What you should do »
Leaving out the pictures, restate each record below word for word.

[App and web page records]

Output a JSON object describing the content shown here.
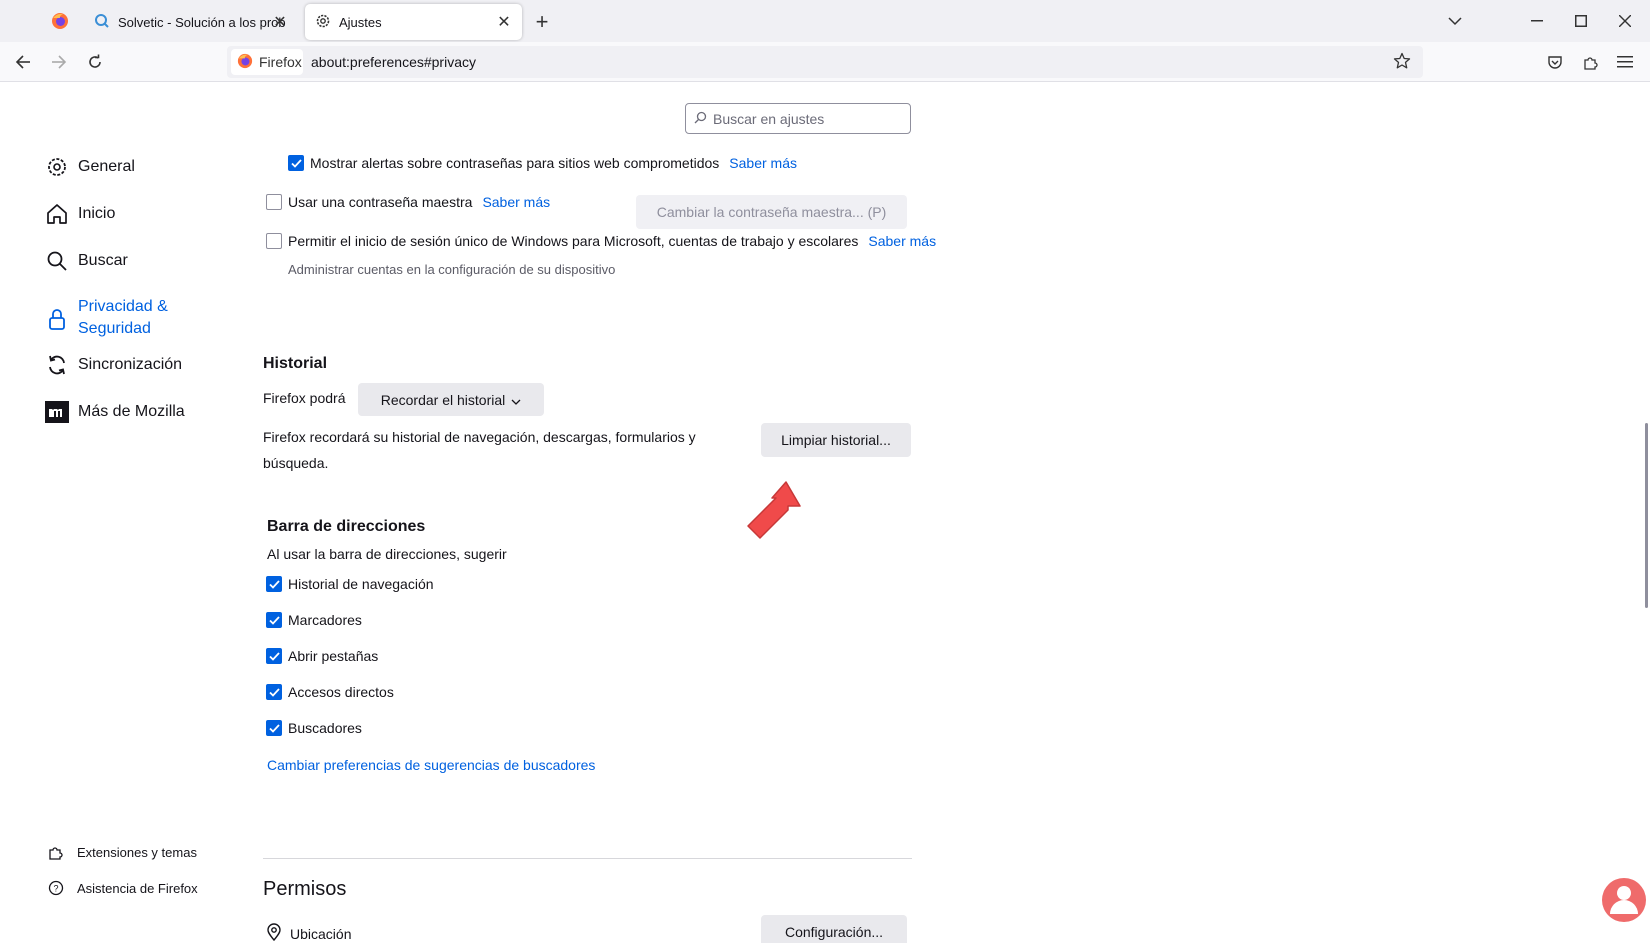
{
  "tabs": [
    {
      "label": ""
    },
    {
      "label": "Solvetic - Solución a los problem"
    },
    {
      "label": "Ajustes"
    }
  ],
  "nav": {
    "identity_label": "Firefox",
    "url": "about:preferences#privacy"
  },
  "search": {
    "placeholder": "Buscar en ajustes"
  },
  "sidebar": {
    "items": [
      {
        "label": "General",
        "icon": "gear-icon"
      },
      {
        "label": "Inicio",
        "icon": "home-icon"
      },
      {
        "label": "Buscar",
        "icon": "search-icon"
      },
      {
        "label": "Privacidad & Seguridad",
        "label_line1": "Privacidad &",
        "label_line2": "Seguridad",
        "icon": "lock-icon",
        "active": true
      },
      {
        "label": "Sincronización",
        "icon": "sync-icon"
      },
      {
        "label": "Más de Mozilla",
        "icon": "mozilla-icon"
      }
    ],
    "footer": [
      {
        "label": "Extensiones y temas",
        "icon": "puzzle-icon"
      },
      {
        "label": "Asistencia de Firefox",
        "icon": "help-icon"
      }
    ]
  },
  "logins": {
    "breach_alerts": {
      "label": "Mostrar alertas sobre contraseñas para sitios web comprometidos",
      "checked": true,
      "link": "Saber más"
    },
    "master_password": {
      "label": "Usar una contraseña maestra",
      "checked": false,
      "link": "Saber más",
      "button": "Cambiar la contraseña maestra... (P)"
    },
    "windows_sso": {
      "label": "Permitir el inicio de sesión único de Windows para Microsoft, cuentas de trabajo y escolares",
      "checked": false,
      "link": "Saber más",
      "note": "Administrar cuentas en la configuración de su dispositivo"
    }
  },
  "history": {
    "title": "Historial",
    "mode_label": "Firefox podrá",
    "mode_value": "Recordar el historial",
    "description_line1": "Firefox recordará su historial de navegación, descargas, formularios y",
    "description_line2": "búsqueda.",
    "clear_button": "Limpiar historial..."
  },
  "address_bar": {
    "title": "Barra de direcciones",
    "subtitle": "Al usar la barra de direcciones, sugerir",
    "options": [
      {
        "label": "Historial de navegación",
        "checked": true
      },
      {
        "label": "Marcadores",
        "checked": true
      },
      {
        "label": "Abrir pestañas",
        "checked": true
      },
      {
        "label": "Accesos directos",
        "checked": true
      },
      {
        "label": "Buscadores",
        "checked": true
      }
    ],
    "link": "Cambiar preferencias de sugerencias de buscadores"
  },
  "permissions": {
    "title": "Permisos",
    "location_label": "Ubicación",
    "location_button": "Configuración..."
  },
  "colors": {
    "accent": "#0061e0",
    "arrow": "#f04a4a"
  }
}
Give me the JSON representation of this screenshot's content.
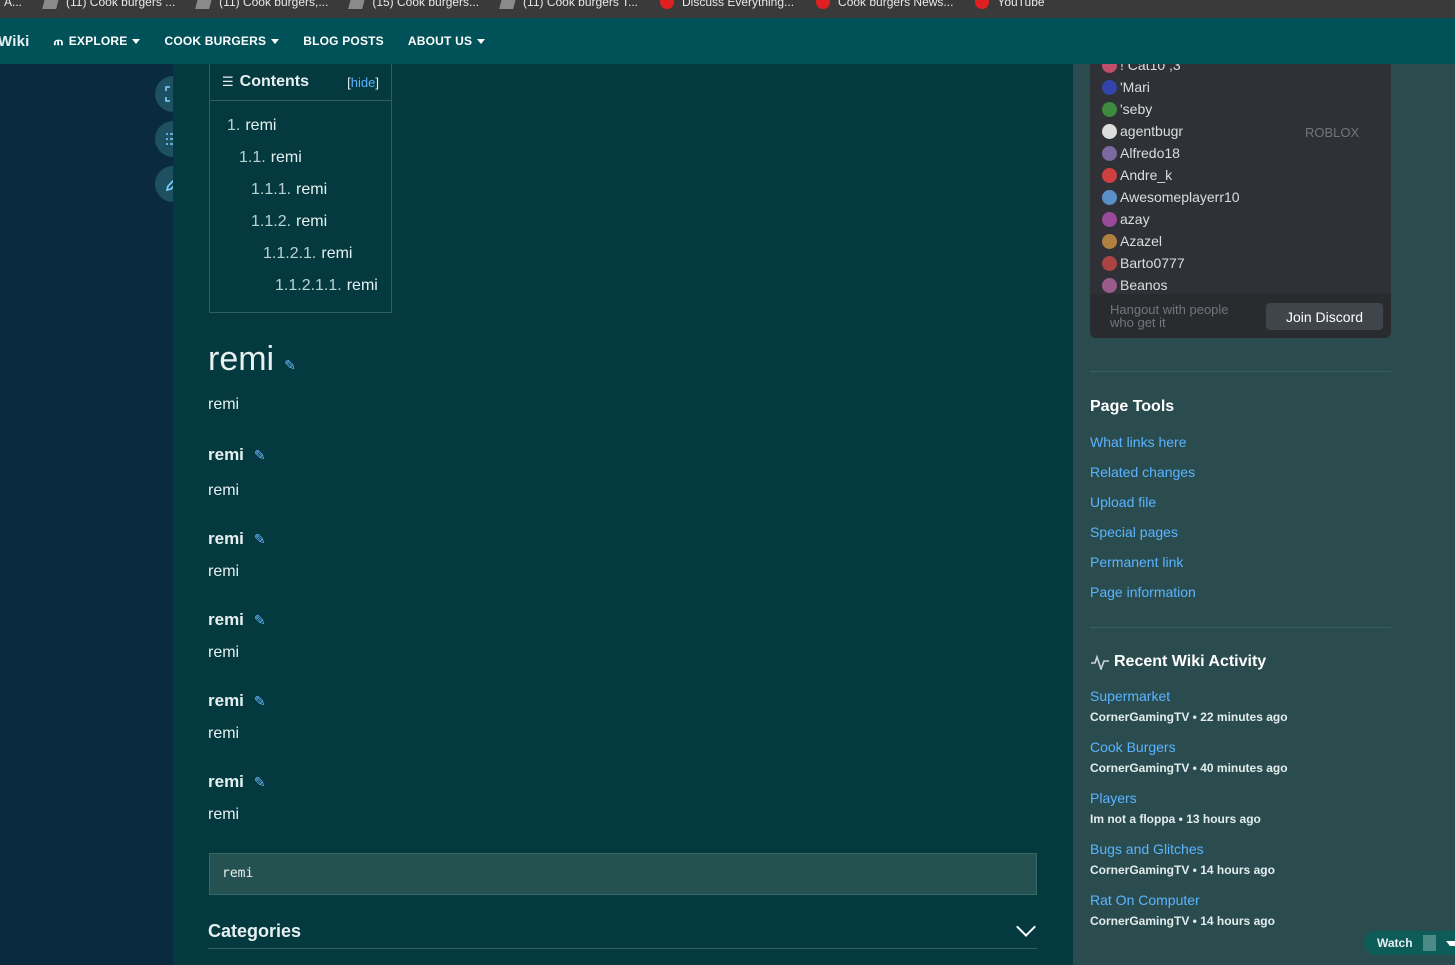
{
  "bookmarks": [
    {
      "label": "A..."
    },
    {
      "label": "(11) Cook burgers ..."
    },
    {
      "label": "(11) Cook burgers,..."
    },
    {
      "label": "(15) Cook burgers..."
    },
    {
      "label": "(11) Cook burgers T..."
    },
    {
      "label": "Discuss Everything..."
    },
    {
      "label": "Cook burgers News..."
    },
    {
      "label": "YouTube"
    }
  ],
  "nav": {
    "brand": "Wiki",
    "explore": "EXPLORE",
    "cook_burgers": "COOK BURGERS",
    "blog_posts": "BLOG POSTS",
    "about_us": "ABOUT US"
  },
  "toc": {
    "title": "Contents",
    "hide": "hide",
    "items": [
      {
        "num": "1.",
        "label": "remi"
      },
      {
        "num": "1.1.",
        "label": "remi"
      },
      {
        "num": "1.1.1.",
        "label": "remi"
      },
      {
        "num": "1.1.2.",
        "label": "remi"
      },
      {
        "num": "1.1.2.1.",
        "label": "remi"
      },
      {
        "num": "1.1.2.1.1.",
        "label": "remi"
      }
    ]
  },
  "content": {
    "h1": "remi",
    "p0": "remi",
    "sections": [
      {
        "heading": "remi",
        "text": "remi"
      },
      {
        "heading": "remi",
        "text": "remi"
      },
      {
        "heading": "remi",
        "text": "remi"
      },
      {
        "heading": "remi",
        "text": "remi"
      },
      {
        "heading": "remi",
        "text": "remi"
      }
    ],
    "pre": "remi",
    "categories": "Categories"
  },
  "discord": {
    "members": [
      "! Cat10 ;3",
      "'Mari",
      "'seby",
      "agentbugr",
      "Alfredo18",
      "Andre_k",
      "Awesomeplayerr10",
      "azay",
      "Azazel",
      "Barto0777",
      "Beanos"
    ],
    "game": "ROBLOX",
    "footer_text": "Hangout with people who get it",
    "join": "Join Discord",
    "avatar_colors": [
      "#c0506a",
      "#3344aa",
      "#3e8a3e",
      "#dddddd",
      "#7a6aa0",
      "#d04040",
      "#5b8fc7",
      "#9a4a9a",
      "#b08040",
      "#aa4444",
      "#9a5a8a"
    ]
  },
  "page_tools": {
    "title": "Page Tools",
    "links": [
      "What links here",
      "Related changes",
      "Upload file",
      "Special pages",
      "Permanent link",
      "Page information"
    ]
  },
  "activity": {
    "title": "Recent Wiki Activity",
    "items": [
      {
        "title": "Supermarket",
        "meta": "CornerGamingTV • 22 minutes ago"
      },
      {
        "title": "Cook Burgers",
        "meta": "CornerGamingTV • 40 minutes ago"
      },
      {
        "title": "Players",
        "meta": "Im not a floppa • 13 hours ago"
      },
      {
        "title": "Bugs and Glitches",
        "meta": "CornerGamingTV • 14 hours ago"
      },
      {
        "title": "Rat On Computer",
        "meta": "CornerGamingTV • 14 hours ago"
      }
    ]
  },
  "watch": {
    "label": "Watch"
  }
}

Answer to the problem »
Output a JSON object describing the content shown here.
{
  "tabs": [
    {
      "label": ""
    },
    {
      "label": "Solvetic - Solución a los problem"
    },
    {
      "label": "Ajustes"
    }
  ],
  "nav": {
    "identity_label": "Firefox",
    "url": "about:preferences#privacy"
  },
  "search": {
    "placeholder": "Buscar en ajustes"
  },
  "sidebar": {
    "items": [
      {
        "label": "General",
        "icon": "gear-icon"
      },
      {
        "label": "Inicio",
        "icon": "home-icon"
      },
      {
        "label": "Buscar",
        "icon": "search-icon"
      },
      {
        "label": "Privacidad & Seguridad",
        "label_line1": "Privacidad &",
        "label_line2": "Seguridad",
        "icon": "lock-icon",
        "active": true
      },
      {
        "label": "Sincronización",
        "icon": "sync-icon"
      },
      {
        "label": "Más de Mozilla",
        "icon": "mozilla-icon"
      }
    ],
    "footer": [
      {
        "label": "Extensiones y temas",
        "icon": "puzzle-icon"
      },
      {
        "label": "Asistencia de Firefox",
        "icon": "help-icon"
      }
    ]
  },
  "logins": {
    "breach_alerts": {
      "label": "Mostrar alertas sobre contraseñas para sitios web comprometidos",
      "checked": true,
      "link": "Saber más"
    },
    "master_password": {
      "label": "Usar una contraseña maestra",
      "checked": false,
      "link": "Saber más",
      "button": "Cambiar la contraseña maestra... (P)"
    },
    "windows_sso": {
      "label": "Permitir el inicio de sesión único de Windows para Microsoft, cuentas de trabajo y escolares",
      "checked": false,
      "link": "Saber más",
      "note": "Administrar cuentas en la configuración de su dispositivo"
    }
  },
  "history": {
    "title": "Historial",
    "mode_label": "Firefox podrá",
    "mode_value": "Recordar el historial",
    "description_line1": "Firefox recordará su historial de navegación, descargas, formularios y",
    "description_line2": "búsqueda.",
    "clear_button": "Limpiar historial..."
  },
  "address_bar": {
    "title": "Barra de direcciones",
    "subtitle": "Al usar la barra de direcciones, sugerir",
    "options": [
      {
        "label": "Historial de navegación",
        "checked": true
      },
      {
        "label": "Marcadores",
        "checked": true
      },
      {
        "label": "Abrir pestañas",
        "checked": true
      },
      {
        "label": "Accesos directos",
        "checked": true
      },
      {
        "label": "Buscadores",
        "checked": true
      }
    ],
    "link": "Cambiar preferencias de sugerencias de buscadores"
  },
  "permissions": {
    "title": "Permisos",
    "location_label": "Ubicación",
    "location_button": "Configuración..."
  },
  "colors": {
    "accent": "#0061e0",
    "arrow": "#f04a4a"
  }
}
Give me the JSON representation of this screenshot's content.
{
  "bookmarks": [
    {
      "label": "A..."
    },
    {
      "label": "(11) Cook burgers ..."
    },
    {
      "label": "(11) Cook burgers,..."
    },
    {
      "label": "(15) Cook burgers..."
    },
    {
      "label": "(11) Cook burgers T..."
    },
    {
      "label": "Discuss Everything..."
    },
    {
      "label": "Cook burgers News..."
    },
    {
      "label": "YouTube"
    }
  ],
  "nav": {
    "brand": "Wiki",
    "explore": "EXPLORE",
    "cook_burgers": "COOK BURGERS",
    "blog_posts": "BLOG POSTS",
    "about_us": "ABOUT US"
  },
  "toc": {
    "title": "Contents",
    "hide": "hide",
    "items": [
      {
        "num": "1.",
        "label": "remi"
      },
      {
        "num": "1.1.",
        "label": "remi"
      },
      {
        "num": "1.1.1.",
        "label": "remi"
      },
      {
        "num": "1.1.2.",
        "label": "remi"
      },
      {
        "num": "1.1.2.1.",
        "label": "remi"
      },
      {
        "num": "1.1.2.1.1.",
        "label": "remi"
      }
    ]
  },
  "content": {
    "h1": "remi",
    "p0": "remi",
    "sections": [
      {
        "heading": "remi",
        "text": "remi"
      },
      {
        "heading": "remi",
        "text": "remi"
      },
      {
        "heading": "remi",
        "text": "remi"
      },
      {
        "heading": "remi",
        "text": "remi"
      },
      {
        "heading": "remi",
        "text": "remi"
      }
    ],
    "pre": "remi",
    "categories": "Categories"
  },
  "discord": {
    "members": [
      "! Cat10 ;3",
      "'Mari",
      "'seby",
      "agentbugr",
      "Alfredo18",
      "Andre_k",
      "Awesomeplayerr10",
      "azay",
      "Azazel",
      "Barto0777",
      "Beanos"
    ],
    "game": "ROBLOX",
    "footer_text": "Hangout with people who get it",
    "join": "Join Discord",
    "avatar_colors": [
      "#c0506a",
      "#3344aa",
      "#3e8a3e",
      "#dddddd",
      "#7a6aa0",
      "#d04040",
      "#5b8fc7",
      "#9a4a9a",
      "#b08040",
      "#aa4444",
      "#9a5a8a"
    ]
  },
  "page_tools": {
    "title": "Page Tools",
    "links": [
      "What links here",
      "Related changes",
      "Upload file",
      "Special pages",
      "Permanent link",
      "Page information"
    ]
  },
  "activity": {
    "title": "Recent Wiki Activity",
    "items": [
      {
        "title": "Supermarket",
        "meta": "CornerGamingTV • 22 minutes ago"
      },
      {
        "title": "Cook Burgers",
        "meta": "CornerGamingTV • 40 minutes ago"
      },
      {
        "title": "Players",
        "meta": "Im not a floppa • 13 hours ago"
      },
      {
        "title": "Bugs and Glitches",
        "meta": "CornerGamingTV • 14 hours ago"
      },
      {
        "title": "Rat On Computer",
        "meta": "CornerGamingTV • 14 hours ago"
      }
    ]
  },
  "watch": {
    "label": "Watch"
  }
}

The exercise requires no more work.